A refrain running through many of the questions to the City Deal is, “Where is the vision?” When Smarter Cambridge Transport put this question to the board last week, the audience was treated to three slides with vision statements from the Cambridge draft Local Plan, the South Cambridgeshire draft Local Plan (which drew sniggers from the audience), and the Transport Strategy for Cambridge and South Cambridgeshire.
In each case, the message can be distilled into three parts:
1. Keep the good stuff.
2. Make the less-good stuff better.
3. Don’t allow growth to spoil the good stuff.
Let’s examine a few points from the transport vision:
“More and more people will walk, cycle or use community or passenger transport…” Why and how?
“Although car trips to the city centre will still be possible, they will be channelled along routes away from buses and cyclists.” How will this segregation be achieved on Cambridge’s radial roads and village high streets?
“Both the strategic and local road networks will operate efficiently and reliably” How will the County Council and Highways England put an end to bad weather, vehicle breakdowns and driver error?
“There will be an extended network of dedicated passenger transport routes with fast and frequent links to and from key destinations.” Is this a coded commitment to more busways?
“…impacts of congestion on the bus network will be reduced significantly.” Is this code for more bus lanes?
A vision in words that cannot be translated into images is not truly a vision: it’s a literary fiction that requires the reader’s imagination to fill in the gaps; people see what they want to see.
A true vision of a changed future is necessarily challenging: not only will the look of places change, but so must our habits and lifestyles – especially our reliance on private cars. Not everyone will like it.
Change is coming. We can either sit back, and wait for developers and decay to create the future for us; or we can sit up and start debating what we want our cities, towns, villages and countryside to look like in the future.

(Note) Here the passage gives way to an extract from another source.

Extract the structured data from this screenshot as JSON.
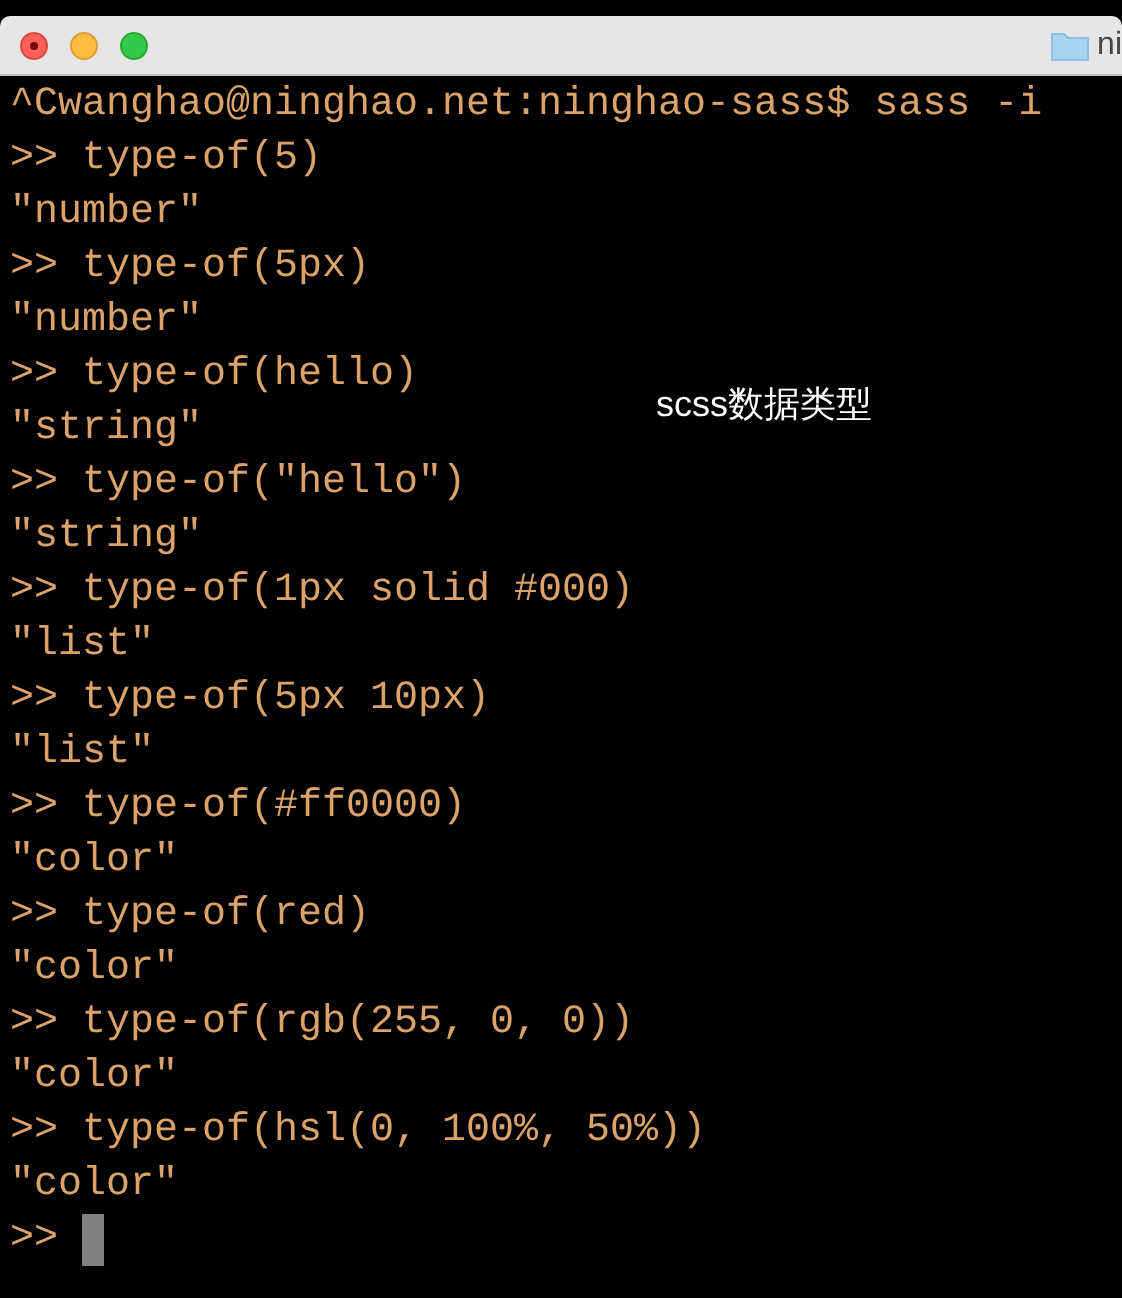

This article was first published in the Cambridge Independent on 1 February 2017.